When a patent is to be taken out for the application of an old instrument or machine, to some new purpose, that fact must be distinctly stated; and where the patent is for the improvement of some machine, previously patented by oth
The following, or a similar oath or affirmation, taken before any person qualified to administer an oath, by the applicant, must be subjoined to the specification, if he be a citizen of the United States.
State of On this day of - 18-, before the subscriber, a Justice of the Peace in and for the said county, personally appeared the aforenamed A. B. and made solemn oath (or affirmation) according to the law, that he verily believes himself to be the true and original inventer or discoverer of the art, [machine, invention, or improvement, composition of matter, &c.] above specified and described, for (mention here the object or intention) and that he is a citizen of the United States.
Just. Peace. If he be not a citizen, the following addition must be made to the claration that he verily believes himself to be the true and original inventer, or discoverer of the art, &c. : “ And that the same hath not, to the best of his knowledge or belief, been known or used, either in this or any foreign country.” that he has resided in the United States for two years and upwards.”
It is not necessary that the time of residence should immediately precede the application.
The specification must be accompanied by a good drawing, in perspective, of the whole machine, or apparatus, where the nature of the case admits of drawings; or with specimens of the ingredients, and of the composition of matter, sufficient in quantity for the purpose of experiment, where the invention is of a composition of matter. And such inventor shall, moreover, deliver a model of his machine, provided the Secretary shall deem such model to be necessary. It is requisite in giving a drawing of the machine, to give also sectional drawings of the interior when the machine is complex ; and every drawing should be accompanied with explanatory references. If the machine be complex, a model will likewise be necessary, not only to render it plain and comprehersible to a common capacity, but also to prevent infringements of rights.
When there are two applicants at the same time, for a similar patent, the law has provided for the appointment of three arbitrators, one by each party, and one by the Secretary of State.

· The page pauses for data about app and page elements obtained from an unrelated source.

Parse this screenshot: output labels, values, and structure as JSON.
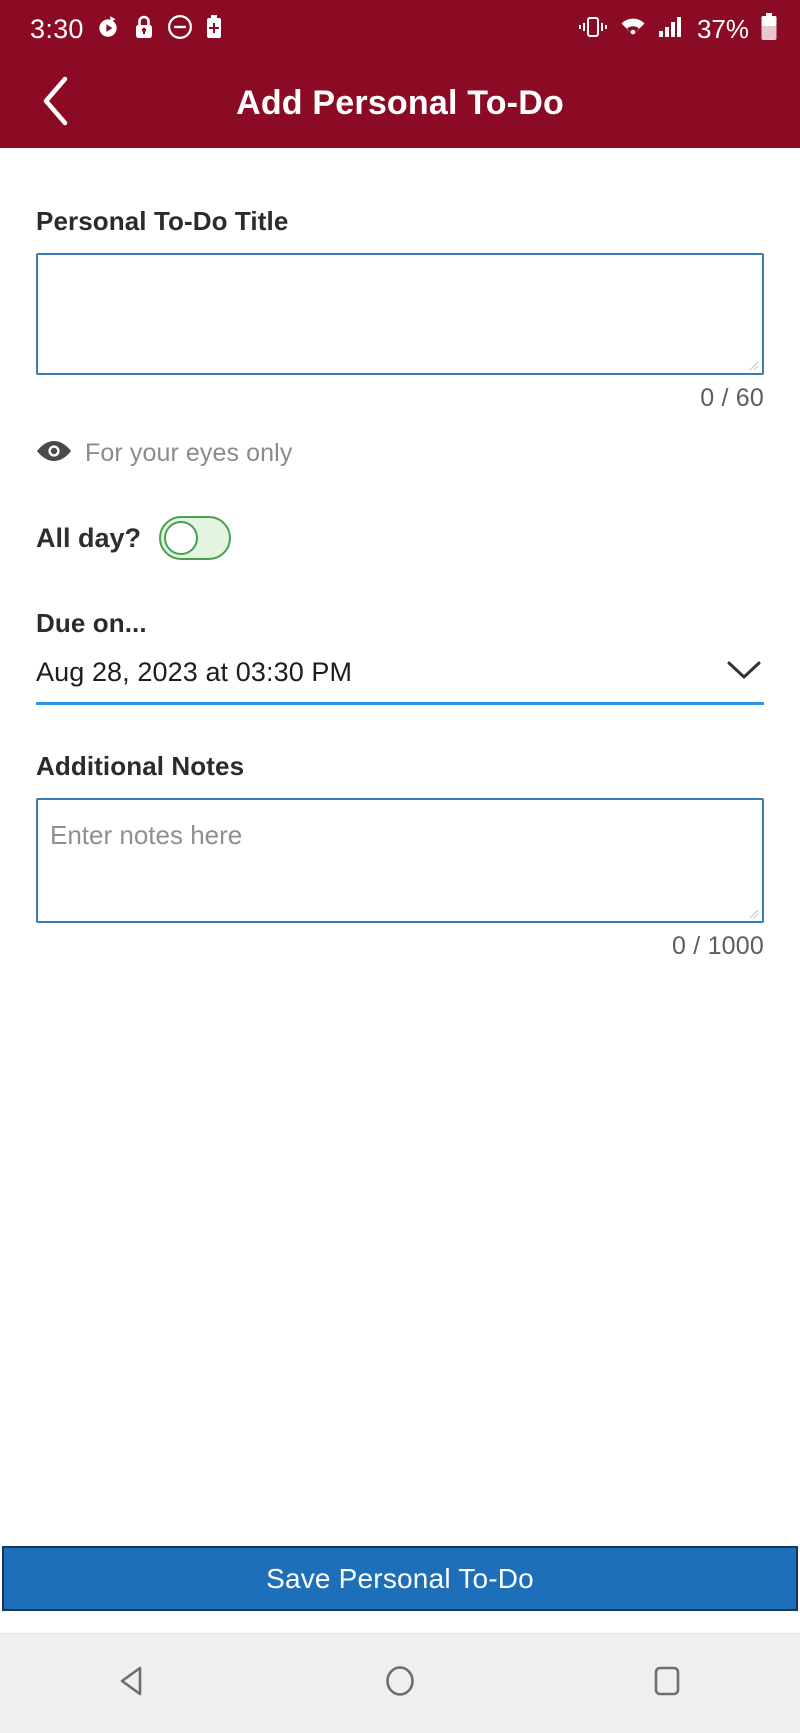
{
  "status_bar": {
    "time": "3:30",
    "battery_percent": "37%",
    "icons": [
      "alarm-timer-icon",
      "lock-icon",
      "do-not-disturb-icon",
      "battery-saver-icon",
      "vibrate-icon",
      "wifi-icon",
      "cellular-signal-icon",
      "battery-icon"
    ],
    "colors": {
      "background": "#8C0B24",
      "foreground": "#ffffff"
    }
  },
  "app_bar": {
    "title": "Add Personal To-Do",
    "back_icon": "chevron-left-icon",
    "background": "#8C0B24"
  },
  "form": {
    "title_field": {
      "label": "Personal To-Do Title",
      "value": "",
      "placeholder": "",
      "counter": "0 / 60",
      "border_color": "#3d7cb5"
    },
    "privacy": {
      "icon": "eye-icon",
      "text": "For your eyes only"
    },
    "all_day": {
      "label": "All day?",
      "checked": false,
      "track_color": "#e3f5e0",
      "accent_color": "#4a9e4f"
    },
    "due_on": {
      "label": "Due on...",
      "value": "Aug 28, 2023 at 03:30 PM",
      "chevron_icon": "chevron-down-icon",
      "underline_color": "#2196F3"
    },
    "notes_field": {
      "label": "Additional Notes",
      "value": "",
      "placeholder": "Enter notes here",
      "counter": "0 / 1000",
      "border_color": "#3d7cb5"
    }
  },
  "save_button": {
    "label": "Save Personal To-Do",
    "background": "#1d6fba"
  },
  "nav_bar": {
    "back_label": "back-triangle-icon",
    "home_label": "home-circle-icon",
    "recents_label": "recents-square-icon",
    "background": "#efefef"
  }
}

Where there are more than two applicants, and they do not concur in the appointment of arbitrators, the whole may be appointed by the Secretary of State, and their award is 6 final as respects the granting of the patent.” (Act of 1793, Sect. 9.) But in order to justify a reference, each party must have complied with all the legal requirements; still, however, the final remedy is that pointed out in the 10th Sec. of the Act of 1793, which provides, that " within three years after issuing the patent, upon an oath or affirmation being made before the judge of the district court, where the patentee, bis executors, administrators, or assigns reside, that the patent was obtained surreptitiously, or upon false suggestion, the court upon motion made, if the matter alleged appears to be sufficient, may grant rule to show cause why process shall not issue to repeal the patent.” All persons violating patent rights, "shall forfeit and pay to the patentee, his